**** DATA SUPPLIED ****
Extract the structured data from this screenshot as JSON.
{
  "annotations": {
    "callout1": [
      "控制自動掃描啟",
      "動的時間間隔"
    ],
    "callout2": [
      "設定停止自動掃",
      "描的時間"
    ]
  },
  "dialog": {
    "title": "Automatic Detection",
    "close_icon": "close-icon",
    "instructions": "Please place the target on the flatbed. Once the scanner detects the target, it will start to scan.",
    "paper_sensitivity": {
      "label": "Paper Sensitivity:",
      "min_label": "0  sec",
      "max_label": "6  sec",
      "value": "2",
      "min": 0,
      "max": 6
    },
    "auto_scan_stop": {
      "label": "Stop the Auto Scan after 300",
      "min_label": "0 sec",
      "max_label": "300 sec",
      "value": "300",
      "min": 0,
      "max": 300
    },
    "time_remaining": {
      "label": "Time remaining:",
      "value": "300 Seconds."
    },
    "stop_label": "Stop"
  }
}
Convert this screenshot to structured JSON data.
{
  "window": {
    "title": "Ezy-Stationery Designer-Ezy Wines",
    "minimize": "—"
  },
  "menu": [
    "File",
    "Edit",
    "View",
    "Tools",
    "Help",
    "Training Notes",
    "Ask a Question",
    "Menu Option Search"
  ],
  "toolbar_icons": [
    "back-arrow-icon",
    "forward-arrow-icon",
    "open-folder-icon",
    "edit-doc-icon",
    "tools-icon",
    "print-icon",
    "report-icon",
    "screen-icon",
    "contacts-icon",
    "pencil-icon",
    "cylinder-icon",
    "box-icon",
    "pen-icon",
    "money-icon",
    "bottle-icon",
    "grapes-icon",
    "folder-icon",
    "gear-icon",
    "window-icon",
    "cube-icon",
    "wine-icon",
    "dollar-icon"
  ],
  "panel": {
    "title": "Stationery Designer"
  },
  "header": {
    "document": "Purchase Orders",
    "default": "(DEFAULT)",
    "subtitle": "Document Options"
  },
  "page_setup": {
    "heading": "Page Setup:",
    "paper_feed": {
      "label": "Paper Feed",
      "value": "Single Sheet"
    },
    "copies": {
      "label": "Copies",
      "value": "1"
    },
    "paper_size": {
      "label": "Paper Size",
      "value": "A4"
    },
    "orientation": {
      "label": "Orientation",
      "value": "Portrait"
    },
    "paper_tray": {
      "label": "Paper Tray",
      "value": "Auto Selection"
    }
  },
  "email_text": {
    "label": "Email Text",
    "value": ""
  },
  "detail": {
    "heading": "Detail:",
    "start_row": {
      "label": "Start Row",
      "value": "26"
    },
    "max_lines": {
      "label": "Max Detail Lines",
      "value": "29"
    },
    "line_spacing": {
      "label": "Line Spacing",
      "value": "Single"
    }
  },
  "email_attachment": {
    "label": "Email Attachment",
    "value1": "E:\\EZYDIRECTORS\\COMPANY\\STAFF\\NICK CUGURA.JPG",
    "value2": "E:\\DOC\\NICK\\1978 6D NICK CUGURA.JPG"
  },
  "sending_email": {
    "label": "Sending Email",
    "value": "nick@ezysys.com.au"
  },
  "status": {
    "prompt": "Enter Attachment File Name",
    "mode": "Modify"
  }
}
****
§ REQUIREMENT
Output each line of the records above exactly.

§ RESPONSE AREA
Extract the structured data from this screenshot as JSON.
{
  "annotations": {
    "callout1": [
      "控制自動掃描啟",
      "動的時間間隔"
    ],
    "callout2": [
      "設定停止自動掃",
      "描的時間"
    ]
  },
  "dialog": {
    "title": "Automatic Detection",
    "close_icon": "close-icon",
    "instructions": "Please place the target on the flatbed. Once the scanner detects the target, it will start to scan.",
    "paper_sensitivity": {
      "label": "Paper Sensitivity:",
      "min_label": "0  sec",
      "max_label": "6  sec",
      "value": "2",
      "min": 0,
      "max": 6
    },
    "auto_scan_stop": {
      "label": "Stop the Auto Scan after 300",
      "min_label": "0 sec",
      "max_label": "300 sec",
      "value": "300",
      "min": 0,
      "max": 300
    },
    "time_remaining": {
      "label": "Time remaining:",
      "value": "300 Seconds."
    },
    "stop_label": "Stop"
  }
}
Convert this screenshot to structured JSON data.
{
  "window": {
    "title": "Ezy-Stationery Designer-Ezy Wines",
    "minimize": "—"
  },
  "menu": [
    "File",
    "Edit",
    "View",
    "Tools",
    "Help",
    "Training Notes",
    "Ask a Question",
    "Menu Option Search"
  ],
  "toolbar_icons": [
    "back-arrow-icon",
    "forward-arrow-icon",
    "open-folder-icon",
    "edit-doc-icon",
    "tools-icon",
    "print-icon",
    "report-icon",
    "screen-icon",
    "contacts-icon",
    "pencil-icon",
    "cylinder-icon",
    "box-icon",
    "pen-icon",
    "money-icon",
    "bottle-icon",
    "grapes-icon",
    "folder-icon",
    "gear-icon",
    "window-icon",
    "cube-icon",
    "wine-icon",
    "dollar-icon"
  ],
  "panel": {
    "title": "Stationery Designer"
  },
  "header": {
    "document": "Purchase Orders",
    "default": "(DEFAULT)",
    "subtitle": "Document Options"
  },
  "page_setup": {
    "heading": "Page Setup:",
    "paper_feed": {
      "label": "Paper Feed",
      "value": "Single Sheet"
    },
    "copies": {
      "label": "Copies",
      "value": "1"
    },
    "paper_size": {
      "label": "Paper Size",
      "value": "A4"
    },
    "orientation": {
      "label": "Orientation",
      "value": "Portrait"
    },
    "paper_tray": {
      "label": "Paper Tray",
      "value": "Auto Selection"
    }
  },
  "email_text": {
    "label": "Email Text",
    "value": ""
  },
  "detail": {
    "heading": "Detail:",
    "start_row": {
      "label": "Start Row",
      "value": "26"
    },
    "max_lines": {
      "label": "Max Detail Lines",
      "value": "29"
    },
    "line_spacing": {
      "label": "Line Spacing",
      "value": "Single"
    }
  },
  "email_attachment": {
    "label": "Email Attachment",
    "value1": "E:\\EZYDIRECTORS\\COMPANY\\STAFF\\NICK CUGURA.JPG",
    "value2": "E:\\DOC\\NICK\\1978 6D NICK CUGURA.JPG"
  },
  "sending_email": {
    "label": "Sending Email",
    "value": "nick@ezysys.com.au"
  },
  "status": {
    "prompt": "Enter Attachment File Name",
    "mode": "Modify"
  }
}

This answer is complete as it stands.